> **What to produce**:
Should a line in the entries below contain "chevron", return that line.
Segment Start: Provided information
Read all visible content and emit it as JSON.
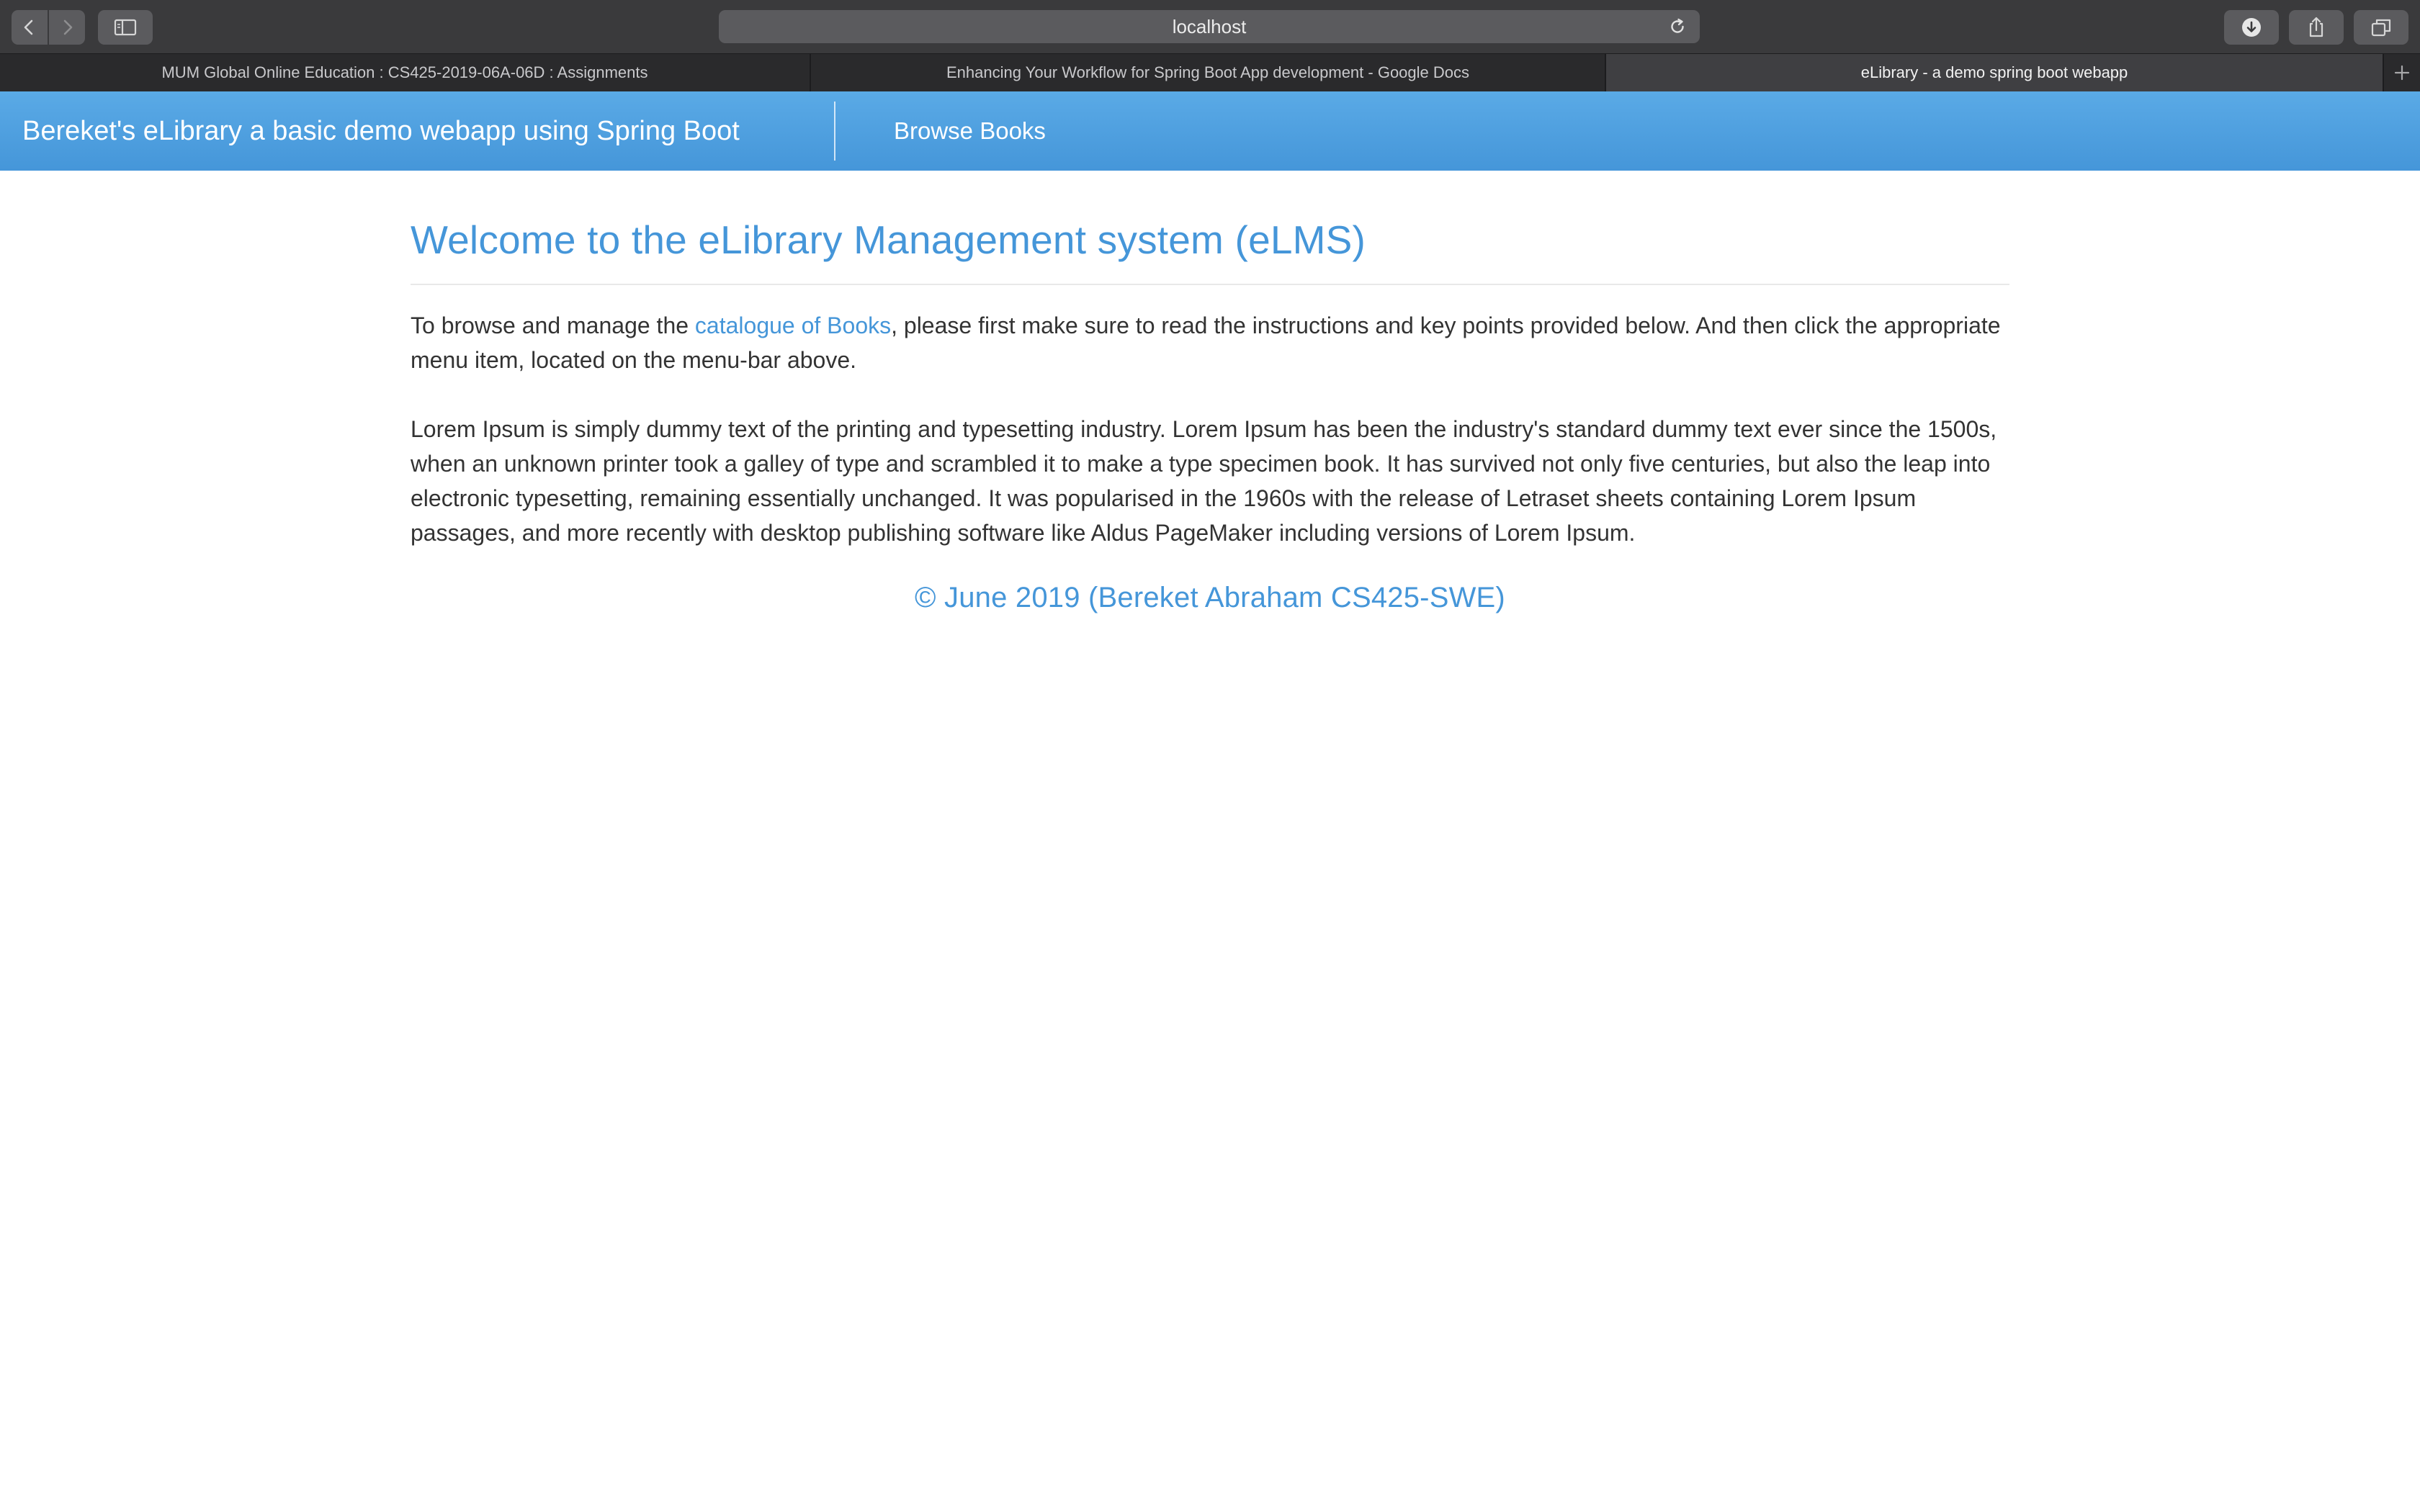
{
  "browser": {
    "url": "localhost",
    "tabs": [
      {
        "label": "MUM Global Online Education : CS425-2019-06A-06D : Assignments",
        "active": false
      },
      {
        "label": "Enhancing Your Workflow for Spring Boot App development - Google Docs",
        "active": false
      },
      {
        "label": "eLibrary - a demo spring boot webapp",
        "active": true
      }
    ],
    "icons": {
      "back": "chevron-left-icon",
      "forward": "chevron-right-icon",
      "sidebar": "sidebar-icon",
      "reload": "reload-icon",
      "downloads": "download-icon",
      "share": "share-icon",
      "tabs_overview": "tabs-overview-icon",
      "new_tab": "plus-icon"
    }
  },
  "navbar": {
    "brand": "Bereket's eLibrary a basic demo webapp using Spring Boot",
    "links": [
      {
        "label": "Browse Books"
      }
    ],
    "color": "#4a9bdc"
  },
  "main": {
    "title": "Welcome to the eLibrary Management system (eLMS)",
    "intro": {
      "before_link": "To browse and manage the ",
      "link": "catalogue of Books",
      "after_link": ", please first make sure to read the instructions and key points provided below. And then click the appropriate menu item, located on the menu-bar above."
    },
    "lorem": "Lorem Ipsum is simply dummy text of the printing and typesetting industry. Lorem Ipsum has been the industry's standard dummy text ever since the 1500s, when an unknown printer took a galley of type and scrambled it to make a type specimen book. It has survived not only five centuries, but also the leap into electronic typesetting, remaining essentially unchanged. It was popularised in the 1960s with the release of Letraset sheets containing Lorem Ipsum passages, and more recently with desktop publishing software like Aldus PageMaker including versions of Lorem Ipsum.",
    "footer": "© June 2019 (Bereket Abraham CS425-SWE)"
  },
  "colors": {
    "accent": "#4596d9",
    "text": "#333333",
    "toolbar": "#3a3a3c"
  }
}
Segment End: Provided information
> **Task answer**:
      "back": "chevron-left-icon",
      "forward": "chevron-right-icon",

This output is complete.